Management will probably include the following procedures.
Veterinarians need to monitor the estrus cycle and initiate a timed ovulation. Breed the mare only once to limit exposure of the uterus to spermatozoa. Then utilize one or more of the following preventative measures:
- Administer 30-50 mg of dexamethasone IM;
- Lavage the uterus 4-6 hours post-breeding;
- Stimulate uterine contractions via administration of oxytocin or a prostaglandin such as Estrumate to help the uterus clear any fluid. A combination of both can be used, but currently McCue said he does not advocate mixing oxytocin and a prostaglandin in the same syringe;
- Monitor the uterus for the next 2 to 3 days for clearance of uterine fluid;
- Try to avoid intra-uterine treatments such as uterine lavage or infusing of antibiotics beyond two days post-ovulation.
Watch for Failure of Luteolysis
“Ultrasound examination of a normal mare in diestrus should reveal a corpus luteum on one or occasionally both ovaries, plus an assortment of follicles on each ovary,” said McCue. Administration of a dose of prostaglandin to a mare in mid- to late diestrus should result in complete luteolysis.”

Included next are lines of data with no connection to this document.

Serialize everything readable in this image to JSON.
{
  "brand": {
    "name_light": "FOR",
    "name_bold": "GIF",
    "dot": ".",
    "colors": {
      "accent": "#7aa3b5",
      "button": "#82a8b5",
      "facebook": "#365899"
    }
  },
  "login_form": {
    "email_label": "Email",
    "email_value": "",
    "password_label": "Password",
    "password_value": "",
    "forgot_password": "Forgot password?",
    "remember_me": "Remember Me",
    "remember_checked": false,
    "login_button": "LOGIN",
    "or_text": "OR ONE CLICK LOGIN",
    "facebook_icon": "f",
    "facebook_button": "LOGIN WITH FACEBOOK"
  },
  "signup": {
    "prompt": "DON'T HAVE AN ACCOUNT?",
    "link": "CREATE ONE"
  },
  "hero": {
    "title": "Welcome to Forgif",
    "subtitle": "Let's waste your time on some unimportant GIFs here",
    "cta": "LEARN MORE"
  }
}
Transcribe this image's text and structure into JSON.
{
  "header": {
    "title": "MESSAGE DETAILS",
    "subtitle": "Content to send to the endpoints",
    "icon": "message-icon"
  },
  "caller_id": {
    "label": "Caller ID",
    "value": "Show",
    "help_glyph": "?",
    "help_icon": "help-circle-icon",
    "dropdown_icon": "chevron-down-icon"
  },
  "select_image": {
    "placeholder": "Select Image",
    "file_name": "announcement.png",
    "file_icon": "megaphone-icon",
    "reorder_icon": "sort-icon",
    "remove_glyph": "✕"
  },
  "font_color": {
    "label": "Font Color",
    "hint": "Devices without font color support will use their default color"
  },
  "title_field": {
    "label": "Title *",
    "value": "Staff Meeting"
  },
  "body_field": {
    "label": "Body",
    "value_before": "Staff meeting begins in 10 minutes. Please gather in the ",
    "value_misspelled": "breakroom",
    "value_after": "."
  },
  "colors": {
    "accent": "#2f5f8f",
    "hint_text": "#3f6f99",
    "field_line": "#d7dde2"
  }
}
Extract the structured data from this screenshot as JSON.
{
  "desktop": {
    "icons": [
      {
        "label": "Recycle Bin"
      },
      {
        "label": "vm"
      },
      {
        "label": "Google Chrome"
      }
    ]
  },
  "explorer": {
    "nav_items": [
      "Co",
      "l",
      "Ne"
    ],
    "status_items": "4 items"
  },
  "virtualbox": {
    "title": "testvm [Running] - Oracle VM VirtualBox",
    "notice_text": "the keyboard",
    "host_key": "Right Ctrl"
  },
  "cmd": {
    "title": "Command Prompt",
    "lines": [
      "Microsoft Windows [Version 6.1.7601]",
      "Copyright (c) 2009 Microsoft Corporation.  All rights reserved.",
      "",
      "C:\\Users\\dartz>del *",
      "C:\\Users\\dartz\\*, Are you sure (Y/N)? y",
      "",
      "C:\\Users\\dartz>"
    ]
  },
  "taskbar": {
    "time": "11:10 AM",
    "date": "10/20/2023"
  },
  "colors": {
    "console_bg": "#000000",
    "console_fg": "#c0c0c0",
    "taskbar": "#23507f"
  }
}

In some instances, however, an appropriate dose of prostaglandin administered during an appropriate time of diestrus (at least 5 or more days post-ovulation) does not result in complete luteolysis.
“If active luteal tissue is still present after administration of a dose of prostaglandin, the mare will not come into good behavioral estrus and ultrasound examination will reveal an absence of uterine edema, even if there is a growing follicle present,” noted McCue.
The obvious treatment for a mare experiencing incomplete luteolysis is administration of another dose of prostaglandin.
“We do not currently advocate routine administration of multiple doses of prostaglandin or administration of a higher dose of prostaglandin as 90 % or more of mares receiving an appropriate dose of prostaglandin will have complete luteolysis,” advised McCue.
That said, veterinarians should be aware that one dose of prostaglandin is not always sufficient to cause complete luteolysis.
McCue also discussed bacterial endometritis and hemorrhagic anovulatory follicles. More information on these and other conditions can be found in the free 2-volume eBook titled Clinical Equine Reproduction. A free copy can be downloaded here. Currently, the eBooks can only be downloaded onto an Apple device (iPad, Mac laptop, etc.).
The First Pro-ISER webinar, moderated by Dr. Claudia Fernandes from the University of São Paulo, Brazil, served as part of an exciting lead-up to the 13th ISER to be held in 2022.